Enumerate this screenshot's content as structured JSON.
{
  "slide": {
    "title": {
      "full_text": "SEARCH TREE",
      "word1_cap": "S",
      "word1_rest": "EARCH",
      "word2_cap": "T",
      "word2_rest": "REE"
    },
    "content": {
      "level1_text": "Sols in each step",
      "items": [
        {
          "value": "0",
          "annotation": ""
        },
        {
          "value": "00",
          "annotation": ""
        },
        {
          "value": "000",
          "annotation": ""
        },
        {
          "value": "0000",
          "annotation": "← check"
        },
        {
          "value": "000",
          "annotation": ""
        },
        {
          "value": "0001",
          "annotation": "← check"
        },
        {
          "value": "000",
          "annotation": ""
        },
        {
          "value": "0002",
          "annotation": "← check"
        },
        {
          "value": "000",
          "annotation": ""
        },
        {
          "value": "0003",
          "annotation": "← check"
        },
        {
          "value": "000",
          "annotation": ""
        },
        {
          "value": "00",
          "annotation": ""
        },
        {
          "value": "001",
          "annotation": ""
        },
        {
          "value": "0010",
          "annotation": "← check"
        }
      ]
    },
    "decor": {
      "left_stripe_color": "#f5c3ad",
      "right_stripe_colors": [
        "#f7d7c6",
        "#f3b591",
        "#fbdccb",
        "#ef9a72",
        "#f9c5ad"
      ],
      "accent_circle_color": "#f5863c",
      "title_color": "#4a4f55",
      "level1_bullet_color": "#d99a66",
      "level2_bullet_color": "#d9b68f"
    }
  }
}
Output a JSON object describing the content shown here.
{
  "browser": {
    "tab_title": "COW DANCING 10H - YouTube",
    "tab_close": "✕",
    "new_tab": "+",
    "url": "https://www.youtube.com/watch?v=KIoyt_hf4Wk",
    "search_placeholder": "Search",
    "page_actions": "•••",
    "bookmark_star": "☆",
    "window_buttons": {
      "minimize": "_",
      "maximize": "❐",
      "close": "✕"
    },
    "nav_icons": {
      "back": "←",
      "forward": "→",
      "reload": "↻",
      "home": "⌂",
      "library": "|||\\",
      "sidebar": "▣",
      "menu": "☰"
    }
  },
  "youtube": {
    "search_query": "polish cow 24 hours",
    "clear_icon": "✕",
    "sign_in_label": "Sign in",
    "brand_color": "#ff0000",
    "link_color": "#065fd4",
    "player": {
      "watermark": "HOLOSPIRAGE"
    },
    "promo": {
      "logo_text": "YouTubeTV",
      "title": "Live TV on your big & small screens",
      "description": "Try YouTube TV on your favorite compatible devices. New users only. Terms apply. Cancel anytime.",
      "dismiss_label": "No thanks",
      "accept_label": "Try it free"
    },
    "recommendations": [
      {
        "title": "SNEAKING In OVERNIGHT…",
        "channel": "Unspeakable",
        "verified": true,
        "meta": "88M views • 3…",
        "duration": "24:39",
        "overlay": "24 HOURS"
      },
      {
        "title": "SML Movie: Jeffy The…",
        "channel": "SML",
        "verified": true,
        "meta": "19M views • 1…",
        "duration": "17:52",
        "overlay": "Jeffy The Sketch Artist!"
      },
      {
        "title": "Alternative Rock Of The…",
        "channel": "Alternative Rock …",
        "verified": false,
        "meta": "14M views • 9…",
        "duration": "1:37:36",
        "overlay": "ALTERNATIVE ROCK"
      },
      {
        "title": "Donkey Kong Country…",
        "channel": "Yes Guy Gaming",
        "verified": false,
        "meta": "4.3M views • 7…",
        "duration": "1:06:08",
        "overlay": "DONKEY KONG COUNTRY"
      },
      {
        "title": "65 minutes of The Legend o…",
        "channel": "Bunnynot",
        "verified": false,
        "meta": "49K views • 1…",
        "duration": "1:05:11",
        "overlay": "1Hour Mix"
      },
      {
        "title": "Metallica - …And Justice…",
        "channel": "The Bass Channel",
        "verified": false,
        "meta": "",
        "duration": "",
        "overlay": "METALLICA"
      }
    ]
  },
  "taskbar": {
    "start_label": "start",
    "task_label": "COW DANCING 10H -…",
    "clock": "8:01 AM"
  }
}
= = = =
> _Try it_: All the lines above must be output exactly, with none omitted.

> _Output for this exercise_:
Enumerate this screenshot's content as structured JSON.
{
  "slide": {
    "title": {
      "full_text": "SEARCH TREE",
      "word1_cap": "S",
      "word1_rest": "EARCH",
      "word2_cap": "T",
      "word2_rest": "REE"
    },
    "content": {
      "level1_text": "Sols in each step",
      "items": [
        {
          "value": "0",
          "annotation": ""
        },
        {
          "value": "00",
          "annotation": ""
        },
        {
          "value": "000",
          "annotation": ""
        },
        {
          "value": "0000",
          "annotation": "← check"
        },
        {
          "value": "000",
          "annotation": ""
        },
        {
          "value": "0001",
          "annotation": "← check"
        },
        {
          "value": "000",
          "annotation": ""
        },
        {
          "value": "0002",
          "annotation": "← check"
        },
        {
          "value": "000",
          "annotation": ""
        },
        {
          "value": "0003",
          "annotation": "← check"
        },
        {
          "value": "000",
          "annotation": ""
        },
        {
          "value": "00",
          "annotation": ""
        },
        {
          "value": "001",
          "annotation": ""
        },
        {
          "value": "0010",
          "annotation": "← check"
        }
      ]
    },
    "decor": {
      "left_stripe_color": "#f5c3ad",
      "right_stripe_colors": [
        "#f7d7c6",
        "#f3b591",
        "#fbdccb",
        "#ef9a72",
        "#f9c5ad"
      ],
      "accent_circle_color": "#f5863c",
      "title_color": "#4a4f55",
      "level1_bullet_color": "#d99a66",
      "level2_bullet_color": "#d9b68f"
    }
  }
}
Output a JSON object describing the content shown here.
{
  "browser": {
    "tab_title": "COW DANCING 10H - YouTube",
    "tab_close": "✕",
    "new_tab": "+",
    "url": "https://www.youtube.com/watch?v=KIoyt_hf4Wk",
    "search_placeholder": "Search",
    "page_actions": "•••",
    "bookmark_star": "☆",
    "window_buttons": {
      "minimize": "_",
      "maximize": "❐",
      "close": "✕"
    },
    "nav_icons": {
      "back": "←",
      "forward": "→",
      "reload": "↻",
      "home": "⌂",
      "library": "|||\\",
      "sidebar": "▣",
      "menu": "☰"
    }
  },
  "youtube": {
    "search_query": "polish cow 24 hours",
    "clear_icon": "✕",
    "sign_in_label": "Sign in",
    "brand_color": "#ff0000",
    "link_color": "#065fd4",
    "player": {
      "watermark": "HOLOSPIRAGE"
    },
    "promo": {
      "logo_text": "YouTubeTV",
      "title": "Live TV on your big & small screens",
      "description": "Try YouTube TV on your favorite compatible devices. New users only. Terms apply. Cancel anytime.",
      "dismiss_label": "No thanks",
      "accept_label": "Try it free"
    },
    "recommendations": [
      {
        "title": "SNEAKING In OVERNIGHT…",
        "channel": "Unspeakable",
        "verified": true,
        "meta": "88M views • 3…",
        "duration": "24:39",
        "overlay": "24 HOURS"
      },
      {
        "title": "SML Movie: Jeffy The…",
        "channel": "SML",
        "verified": true,
        "meta": "19M views • 1…",
        "duration": "17:52",
        "overlay": "Jeffy The Sketch Artist!"
      },
      {
        "title": "Alternative Rock Of The…",
        "channel": "Alternative Rock …",
        "verified": false,
        "meta": "14M views • 9…",
        "duration": "1:37:36",
        "overlay": "ALTERNATIVE ROCK"
      },
      {
        "title": "Donkey Kong Country…",
        "channel": "Yes Guy Gaming",
        "verified": false,
        "meta": "4.3M views • 7…",
        "duration": "1:06:08",
        "overlay": "DONKEY KONG COUNTRY"
      },
      {
        "title": "65 minutes of The Legend o…",
        "channel": "Bunnynot",
        "verified": false,
        "meta": "49K views • 1…",
        "duration": "1:05:11",
        "overlay": "1Hour Mix"
      },
      {
        "title": "Metallica - …And Justice…",
        "channel": "The Bass Channel",
        "verified": false,
        "meta": "",
        "duration": "",
        "overlay": "METALLICA"
      }
    ]
  },
  "taskbar": {
    "start_label": "start",
    "task_label": "COW DANCING 10H -…",
    "clock": "8:01 AM"
  }
}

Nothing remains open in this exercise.